The biggest winners could be Uintah County schoolchildren. In years past, they regularly toured the quarry. Retired junior-high teacher Louise Murch led students on weed-eradication projects, after which they were rewarded with an after-hours quarry tour as the sun set through the windows.
"It's always a highlight for the kids they always looked forward to it," said Murch, now a volunteer in the Intermountain Natural History Association's bookstore at the visitor center.
She hopes a new generation of teachers will restart the program.
"It gives the kids ownership."
If you go
October could be an ideal time to visit the quarry. Besides the lack of summer crowds, you won't pay anything. As a nod to visitors, the National Park Service will continue to waive the $10 entry fee that it stopped charging when the quarry closed. The fee for a seven-day pass will return in November.
The new and the renewed
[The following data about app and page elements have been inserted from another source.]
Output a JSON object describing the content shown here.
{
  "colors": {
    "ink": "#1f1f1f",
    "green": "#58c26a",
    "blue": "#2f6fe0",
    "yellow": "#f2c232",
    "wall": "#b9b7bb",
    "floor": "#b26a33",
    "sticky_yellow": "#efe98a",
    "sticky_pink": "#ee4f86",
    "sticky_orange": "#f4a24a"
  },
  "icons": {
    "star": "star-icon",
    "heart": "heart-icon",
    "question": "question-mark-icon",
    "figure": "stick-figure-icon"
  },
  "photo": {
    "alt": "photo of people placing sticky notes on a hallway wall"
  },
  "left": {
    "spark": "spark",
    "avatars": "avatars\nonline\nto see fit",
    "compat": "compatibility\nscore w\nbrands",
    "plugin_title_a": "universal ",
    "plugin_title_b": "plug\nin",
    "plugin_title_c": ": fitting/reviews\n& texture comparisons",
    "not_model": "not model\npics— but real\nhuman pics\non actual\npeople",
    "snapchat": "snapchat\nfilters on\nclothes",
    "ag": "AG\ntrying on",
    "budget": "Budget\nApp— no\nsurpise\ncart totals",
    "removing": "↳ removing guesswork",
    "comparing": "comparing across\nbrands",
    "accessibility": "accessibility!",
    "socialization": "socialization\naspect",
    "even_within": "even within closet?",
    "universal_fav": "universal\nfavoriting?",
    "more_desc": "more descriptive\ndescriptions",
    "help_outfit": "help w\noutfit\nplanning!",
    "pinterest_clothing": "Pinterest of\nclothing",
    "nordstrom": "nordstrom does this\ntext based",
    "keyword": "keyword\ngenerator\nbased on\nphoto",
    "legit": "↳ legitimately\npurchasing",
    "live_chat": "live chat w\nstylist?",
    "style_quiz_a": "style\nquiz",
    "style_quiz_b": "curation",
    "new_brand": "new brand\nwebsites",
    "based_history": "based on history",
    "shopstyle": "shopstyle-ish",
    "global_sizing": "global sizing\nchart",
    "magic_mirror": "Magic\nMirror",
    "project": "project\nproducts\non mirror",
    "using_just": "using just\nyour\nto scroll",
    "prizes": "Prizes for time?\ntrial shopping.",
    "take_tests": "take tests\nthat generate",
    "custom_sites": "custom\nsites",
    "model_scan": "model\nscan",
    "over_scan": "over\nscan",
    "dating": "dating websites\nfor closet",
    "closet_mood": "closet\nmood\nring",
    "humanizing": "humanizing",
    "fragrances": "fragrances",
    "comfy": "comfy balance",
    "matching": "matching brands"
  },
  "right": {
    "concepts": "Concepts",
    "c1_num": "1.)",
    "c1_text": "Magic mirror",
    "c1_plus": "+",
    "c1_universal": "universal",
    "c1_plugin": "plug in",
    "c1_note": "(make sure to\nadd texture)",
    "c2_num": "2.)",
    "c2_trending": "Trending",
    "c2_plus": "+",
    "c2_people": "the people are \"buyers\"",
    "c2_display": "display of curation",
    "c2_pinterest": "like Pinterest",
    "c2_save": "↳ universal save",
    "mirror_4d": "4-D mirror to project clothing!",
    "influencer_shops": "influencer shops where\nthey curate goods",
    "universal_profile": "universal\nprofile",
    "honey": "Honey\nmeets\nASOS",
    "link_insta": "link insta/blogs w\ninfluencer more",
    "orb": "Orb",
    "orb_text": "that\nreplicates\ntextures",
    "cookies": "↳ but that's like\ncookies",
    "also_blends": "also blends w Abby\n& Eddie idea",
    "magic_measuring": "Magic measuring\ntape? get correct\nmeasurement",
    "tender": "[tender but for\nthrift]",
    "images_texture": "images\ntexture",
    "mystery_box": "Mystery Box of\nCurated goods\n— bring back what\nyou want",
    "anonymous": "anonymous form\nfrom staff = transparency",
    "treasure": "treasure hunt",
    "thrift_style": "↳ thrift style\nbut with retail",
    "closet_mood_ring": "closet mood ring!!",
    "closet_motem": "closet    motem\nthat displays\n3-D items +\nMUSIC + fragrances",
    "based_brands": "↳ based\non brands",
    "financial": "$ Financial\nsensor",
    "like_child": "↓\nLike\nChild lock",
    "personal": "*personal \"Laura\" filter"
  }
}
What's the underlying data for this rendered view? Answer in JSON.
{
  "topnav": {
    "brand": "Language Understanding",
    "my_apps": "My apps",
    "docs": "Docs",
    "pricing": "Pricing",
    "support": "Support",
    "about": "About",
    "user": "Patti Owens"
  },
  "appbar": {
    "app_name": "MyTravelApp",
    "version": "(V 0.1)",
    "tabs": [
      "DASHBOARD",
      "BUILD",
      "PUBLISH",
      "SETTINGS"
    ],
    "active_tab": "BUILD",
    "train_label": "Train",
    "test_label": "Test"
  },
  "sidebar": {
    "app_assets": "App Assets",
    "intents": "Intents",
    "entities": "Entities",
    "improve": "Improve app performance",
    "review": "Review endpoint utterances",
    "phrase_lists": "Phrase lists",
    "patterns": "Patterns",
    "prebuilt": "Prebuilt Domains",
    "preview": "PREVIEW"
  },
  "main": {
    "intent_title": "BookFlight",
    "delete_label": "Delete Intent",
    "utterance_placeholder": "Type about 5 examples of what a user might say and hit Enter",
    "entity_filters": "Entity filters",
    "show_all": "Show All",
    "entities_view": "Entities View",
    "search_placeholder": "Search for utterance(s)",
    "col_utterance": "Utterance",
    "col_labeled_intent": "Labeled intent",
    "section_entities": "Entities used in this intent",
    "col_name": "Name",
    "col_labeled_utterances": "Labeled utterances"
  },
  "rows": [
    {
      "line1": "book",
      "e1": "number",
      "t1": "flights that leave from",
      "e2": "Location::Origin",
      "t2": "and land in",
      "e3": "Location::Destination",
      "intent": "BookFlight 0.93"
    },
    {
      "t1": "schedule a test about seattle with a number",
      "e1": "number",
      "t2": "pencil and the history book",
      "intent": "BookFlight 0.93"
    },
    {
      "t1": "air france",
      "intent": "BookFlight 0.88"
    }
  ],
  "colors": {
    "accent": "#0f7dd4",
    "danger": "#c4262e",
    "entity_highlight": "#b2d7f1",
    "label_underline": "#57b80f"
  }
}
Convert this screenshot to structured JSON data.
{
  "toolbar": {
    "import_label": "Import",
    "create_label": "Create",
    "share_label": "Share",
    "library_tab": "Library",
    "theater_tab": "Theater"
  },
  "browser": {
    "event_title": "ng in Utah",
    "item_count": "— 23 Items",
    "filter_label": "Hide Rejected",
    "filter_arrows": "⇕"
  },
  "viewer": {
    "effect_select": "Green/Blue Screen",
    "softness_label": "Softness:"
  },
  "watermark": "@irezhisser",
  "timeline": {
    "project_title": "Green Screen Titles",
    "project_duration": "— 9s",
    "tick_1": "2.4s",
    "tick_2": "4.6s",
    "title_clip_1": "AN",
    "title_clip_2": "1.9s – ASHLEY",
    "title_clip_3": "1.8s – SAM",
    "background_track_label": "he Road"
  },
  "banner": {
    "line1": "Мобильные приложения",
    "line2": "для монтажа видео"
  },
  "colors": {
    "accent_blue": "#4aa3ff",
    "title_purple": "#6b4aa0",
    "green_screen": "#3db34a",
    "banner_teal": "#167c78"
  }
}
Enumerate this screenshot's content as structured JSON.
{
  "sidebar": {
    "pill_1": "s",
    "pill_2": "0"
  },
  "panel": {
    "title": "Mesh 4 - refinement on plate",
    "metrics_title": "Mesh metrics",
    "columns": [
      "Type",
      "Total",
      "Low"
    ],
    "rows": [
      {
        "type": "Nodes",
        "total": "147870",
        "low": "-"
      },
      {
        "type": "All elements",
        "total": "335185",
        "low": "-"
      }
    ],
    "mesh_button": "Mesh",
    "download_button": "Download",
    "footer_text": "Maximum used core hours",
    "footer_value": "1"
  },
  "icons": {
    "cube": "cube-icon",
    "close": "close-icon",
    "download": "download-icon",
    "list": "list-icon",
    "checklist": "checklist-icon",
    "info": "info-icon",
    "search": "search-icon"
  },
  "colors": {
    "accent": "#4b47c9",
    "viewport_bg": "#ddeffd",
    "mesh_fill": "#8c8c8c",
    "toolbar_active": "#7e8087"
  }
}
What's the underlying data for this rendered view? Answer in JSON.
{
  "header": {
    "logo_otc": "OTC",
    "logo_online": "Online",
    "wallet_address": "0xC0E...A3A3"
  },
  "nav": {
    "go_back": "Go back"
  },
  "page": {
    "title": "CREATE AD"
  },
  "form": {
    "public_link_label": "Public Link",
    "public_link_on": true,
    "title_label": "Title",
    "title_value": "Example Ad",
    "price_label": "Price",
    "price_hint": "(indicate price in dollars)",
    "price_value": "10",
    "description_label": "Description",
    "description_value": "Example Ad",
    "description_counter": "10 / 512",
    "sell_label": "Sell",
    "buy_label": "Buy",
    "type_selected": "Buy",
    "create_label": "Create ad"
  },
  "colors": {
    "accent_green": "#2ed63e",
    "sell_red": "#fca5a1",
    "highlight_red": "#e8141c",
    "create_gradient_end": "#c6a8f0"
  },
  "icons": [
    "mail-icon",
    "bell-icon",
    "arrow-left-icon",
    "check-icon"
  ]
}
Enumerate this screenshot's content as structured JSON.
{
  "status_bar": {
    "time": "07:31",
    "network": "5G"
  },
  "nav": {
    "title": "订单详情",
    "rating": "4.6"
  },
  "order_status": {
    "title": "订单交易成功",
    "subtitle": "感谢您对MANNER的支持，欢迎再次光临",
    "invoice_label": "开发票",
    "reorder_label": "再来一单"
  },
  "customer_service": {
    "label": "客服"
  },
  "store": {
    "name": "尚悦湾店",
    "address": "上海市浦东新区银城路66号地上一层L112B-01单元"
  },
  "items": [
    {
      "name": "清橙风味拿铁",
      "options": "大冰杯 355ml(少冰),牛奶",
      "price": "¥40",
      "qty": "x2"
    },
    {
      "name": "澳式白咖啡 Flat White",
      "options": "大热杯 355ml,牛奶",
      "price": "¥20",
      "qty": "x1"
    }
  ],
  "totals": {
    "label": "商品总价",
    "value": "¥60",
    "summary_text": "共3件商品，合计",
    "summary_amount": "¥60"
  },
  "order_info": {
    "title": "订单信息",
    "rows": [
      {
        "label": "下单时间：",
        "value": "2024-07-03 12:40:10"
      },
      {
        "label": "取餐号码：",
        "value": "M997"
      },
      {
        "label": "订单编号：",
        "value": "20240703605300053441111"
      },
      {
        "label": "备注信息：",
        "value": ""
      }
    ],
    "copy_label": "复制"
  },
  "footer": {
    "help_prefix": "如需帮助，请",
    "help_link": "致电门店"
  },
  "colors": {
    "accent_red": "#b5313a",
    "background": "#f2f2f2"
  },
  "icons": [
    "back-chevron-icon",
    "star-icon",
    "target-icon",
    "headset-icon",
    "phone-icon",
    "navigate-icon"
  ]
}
The Interior Department offered $13 million in federal "economic stimulus" funds to stabilize the quarry shelter and build a new visitor center nearby.
Competition among contractors drove down the actual price to $9 million.
Crews drove 40 "micropile" supports through clay that expands when wet, anchoring the quarry structure to bedrock.
The new visitor center reuses stone from the old building, and its ceiling is the old tongue-and-groove wood floor. It has low-flow restroom fixtures, natural skylight lighting and a photovoltaic system to offset part of its energy costs.